YOUR INSTRUCTIONS >> Return every line of the data below that includes the string "year".

STUDY MATERIAL >>
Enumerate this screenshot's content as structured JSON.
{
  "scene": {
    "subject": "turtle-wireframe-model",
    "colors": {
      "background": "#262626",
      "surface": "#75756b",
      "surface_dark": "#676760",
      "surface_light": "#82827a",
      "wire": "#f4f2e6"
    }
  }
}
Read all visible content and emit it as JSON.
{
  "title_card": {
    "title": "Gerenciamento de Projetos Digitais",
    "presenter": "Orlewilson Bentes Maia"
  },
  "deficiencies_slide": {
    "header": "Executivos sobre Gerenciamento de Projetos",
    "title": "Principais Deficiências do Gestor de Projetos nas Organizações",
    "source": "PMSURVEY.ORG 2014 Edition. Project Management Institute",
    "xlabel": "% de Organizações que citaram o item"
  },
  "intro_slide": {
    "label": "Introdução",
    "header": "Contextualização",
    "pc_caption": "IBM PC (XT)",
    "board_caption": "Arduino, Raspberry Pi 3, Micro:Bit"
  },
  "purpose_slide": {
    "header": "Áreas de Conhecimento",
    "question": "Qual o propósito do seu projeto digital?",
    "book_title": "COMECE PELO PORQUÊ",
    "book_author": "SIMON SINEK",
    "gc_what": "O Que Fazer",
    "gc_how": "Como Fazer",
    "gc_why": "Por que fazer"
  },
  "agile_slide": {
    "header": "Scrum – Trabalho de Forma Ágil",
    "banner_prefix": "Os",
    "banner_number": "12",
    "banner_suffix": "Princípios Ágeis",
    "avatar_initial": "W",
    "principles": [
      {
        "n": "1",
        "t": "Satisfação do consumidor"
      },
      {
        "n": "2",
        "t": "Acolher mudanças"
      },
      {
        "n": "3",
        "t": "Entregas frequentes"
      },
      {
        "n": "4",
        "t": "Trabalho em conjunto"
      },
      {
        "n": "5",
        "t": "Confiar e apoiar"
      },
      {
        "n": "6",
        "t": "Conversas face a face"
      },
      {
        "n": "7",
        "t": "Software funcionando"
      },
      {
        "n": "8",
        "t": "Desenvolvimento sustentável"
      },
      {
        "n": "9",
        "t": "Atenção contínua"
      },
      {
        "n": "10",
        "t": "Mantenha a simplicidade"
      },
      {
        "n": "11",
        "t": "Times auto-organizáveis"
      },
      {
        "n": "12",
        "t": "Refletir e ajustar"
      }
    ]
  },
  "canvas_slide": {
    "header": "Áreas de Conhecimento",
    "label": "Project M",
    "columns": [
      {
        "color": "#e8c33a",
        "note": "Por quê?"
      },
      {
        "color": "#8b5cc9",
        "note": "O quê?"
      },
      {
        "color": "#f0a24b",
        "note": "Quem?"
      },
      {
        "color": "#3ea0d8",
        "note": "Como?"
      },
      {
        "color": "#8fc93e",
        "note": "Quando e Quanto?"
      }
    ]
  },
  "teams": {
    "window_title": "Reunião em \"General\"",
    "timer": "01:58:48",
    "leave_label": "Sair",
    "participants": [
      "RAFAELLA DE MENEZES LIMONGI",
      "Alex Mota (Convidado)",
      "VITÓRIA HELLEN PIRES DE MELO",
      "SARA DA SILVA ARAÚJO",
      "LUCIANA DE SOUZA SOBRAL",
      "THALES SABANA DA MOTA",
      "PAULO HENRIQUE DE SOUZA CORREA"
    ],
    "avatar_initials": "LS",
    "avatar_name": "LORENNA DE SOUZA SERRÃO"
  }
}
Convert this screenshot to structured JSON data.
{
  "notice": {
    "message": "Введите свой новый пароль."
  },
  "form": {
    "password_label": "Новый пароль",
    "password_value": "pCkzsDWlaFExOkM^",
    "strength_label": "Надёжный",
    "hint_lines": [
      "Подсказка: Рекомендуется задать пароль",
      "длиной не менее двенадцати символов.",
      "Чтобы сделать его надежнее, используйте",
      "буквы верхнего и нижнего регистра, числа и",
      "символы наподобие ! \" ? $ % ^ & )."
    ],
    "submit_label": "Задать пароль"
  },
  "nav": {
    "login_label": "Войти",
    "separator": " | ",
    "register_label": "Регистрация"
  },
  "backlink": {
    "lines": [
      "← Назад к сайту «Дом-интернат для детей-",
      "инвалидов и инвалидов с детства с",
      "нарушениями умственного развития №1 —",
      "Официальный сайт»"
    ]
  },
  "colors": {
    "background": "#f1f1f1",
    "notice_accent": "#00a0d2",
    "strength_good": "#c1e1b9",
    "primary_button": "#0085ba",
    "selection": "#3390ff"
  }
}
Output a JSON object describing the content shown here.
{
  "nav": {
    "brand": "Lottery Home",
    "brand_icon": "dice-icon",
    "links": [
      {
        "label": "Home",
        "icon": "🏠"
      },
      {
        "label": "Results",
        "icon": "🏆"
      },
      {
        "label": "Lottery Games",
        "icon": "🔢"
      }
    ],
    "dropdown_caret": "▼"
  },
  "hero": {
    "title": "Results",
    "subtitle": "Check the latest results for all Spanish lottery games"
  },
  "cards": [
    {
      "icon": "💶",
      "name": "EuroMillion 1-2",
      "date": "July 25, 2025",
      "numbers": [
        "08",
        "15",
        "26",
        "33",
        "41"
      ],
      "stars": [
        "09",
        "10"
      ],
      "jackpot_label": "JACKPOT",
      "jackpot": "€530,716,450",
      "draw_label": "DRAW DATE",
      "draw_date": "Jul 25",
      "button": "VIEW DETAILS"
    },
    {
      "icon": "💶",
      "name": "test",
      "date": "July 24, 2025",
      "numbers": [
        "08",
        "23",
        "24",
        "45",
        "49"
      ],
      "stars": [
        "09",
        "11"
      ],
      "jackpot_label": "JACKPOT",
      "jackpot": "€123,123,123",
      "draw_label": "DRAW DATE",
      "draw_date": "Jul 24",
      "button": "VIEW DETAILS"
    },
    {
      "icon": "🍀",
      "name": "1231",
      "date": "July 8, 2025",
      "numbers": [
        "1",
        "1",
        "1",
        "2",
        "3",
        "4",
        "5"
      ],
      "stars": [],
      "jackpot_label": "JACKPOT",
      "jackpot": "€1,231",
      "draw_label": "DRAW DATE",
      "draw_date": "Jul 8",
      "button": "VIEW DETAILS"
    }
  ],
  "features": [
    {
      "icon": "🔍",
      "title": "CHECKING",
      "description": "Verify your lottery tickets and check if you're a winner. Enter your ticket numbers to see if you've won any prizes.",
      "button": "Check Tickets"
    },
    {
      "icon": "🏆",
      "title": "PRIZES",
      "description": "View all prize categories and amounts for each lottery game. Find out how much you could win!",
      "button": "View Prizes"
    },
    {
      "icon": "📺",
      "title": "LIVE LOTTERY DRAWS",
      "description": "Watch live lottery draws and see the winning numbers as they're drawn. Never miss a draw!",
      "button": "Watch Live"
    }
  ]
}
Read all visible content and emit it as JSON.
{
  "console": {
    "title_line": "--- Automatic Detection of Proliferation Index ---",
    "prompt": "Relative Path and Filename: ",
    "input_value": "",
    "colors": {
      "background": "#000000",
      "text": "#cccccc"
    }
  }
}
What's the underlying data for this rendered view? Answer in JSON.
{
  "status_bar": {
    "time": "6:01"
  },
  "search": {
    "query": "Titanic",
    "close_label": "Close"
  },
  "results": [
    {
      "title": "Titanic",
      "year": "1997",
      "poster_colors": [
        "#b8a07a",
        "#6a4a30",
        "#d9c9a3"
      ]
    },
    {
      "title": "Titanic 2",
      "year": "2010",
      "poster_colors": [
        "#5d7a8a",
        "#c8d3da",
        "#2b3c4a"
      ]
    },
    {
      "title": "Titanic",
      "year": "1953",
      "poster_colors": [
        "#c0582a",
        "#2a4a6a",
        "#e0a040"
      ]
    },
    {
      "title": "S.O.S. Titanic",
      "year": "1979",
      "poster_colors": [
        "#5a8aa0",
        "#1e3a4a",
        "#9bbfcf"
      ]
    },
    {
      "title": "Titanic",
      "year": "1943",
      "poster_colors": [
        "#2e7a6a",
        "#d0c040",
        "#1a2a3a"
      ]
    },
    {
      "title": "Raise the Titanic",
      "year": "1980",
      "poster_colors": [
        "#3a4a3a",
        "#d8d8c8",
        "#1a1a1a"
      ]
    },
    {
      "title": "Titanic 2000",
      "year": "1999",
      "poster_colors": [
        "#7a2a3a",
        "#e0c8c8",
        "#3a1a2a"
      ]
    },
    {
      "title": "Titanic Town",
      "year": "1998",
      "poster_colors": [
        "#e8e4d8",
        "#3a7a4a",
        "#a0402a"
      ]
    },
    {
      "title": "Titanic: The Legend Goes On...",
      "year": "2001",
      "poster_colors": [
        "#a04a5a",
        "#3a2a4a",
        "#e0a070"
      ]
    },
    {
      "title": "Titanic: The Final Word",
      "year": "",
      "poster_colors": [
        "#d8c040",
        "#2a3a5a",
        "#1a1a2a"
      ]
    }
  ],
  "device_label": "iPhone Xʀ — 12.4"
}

FINAL ANSWER >>
      "year": "1997",
      "year": "2010",
      "year": "1953",
      "year": "1979",
      "year": "1943",
      "year": "1980",
      "year": "1999",
      "year": "1998",
      "year": "2001",
      "year": "",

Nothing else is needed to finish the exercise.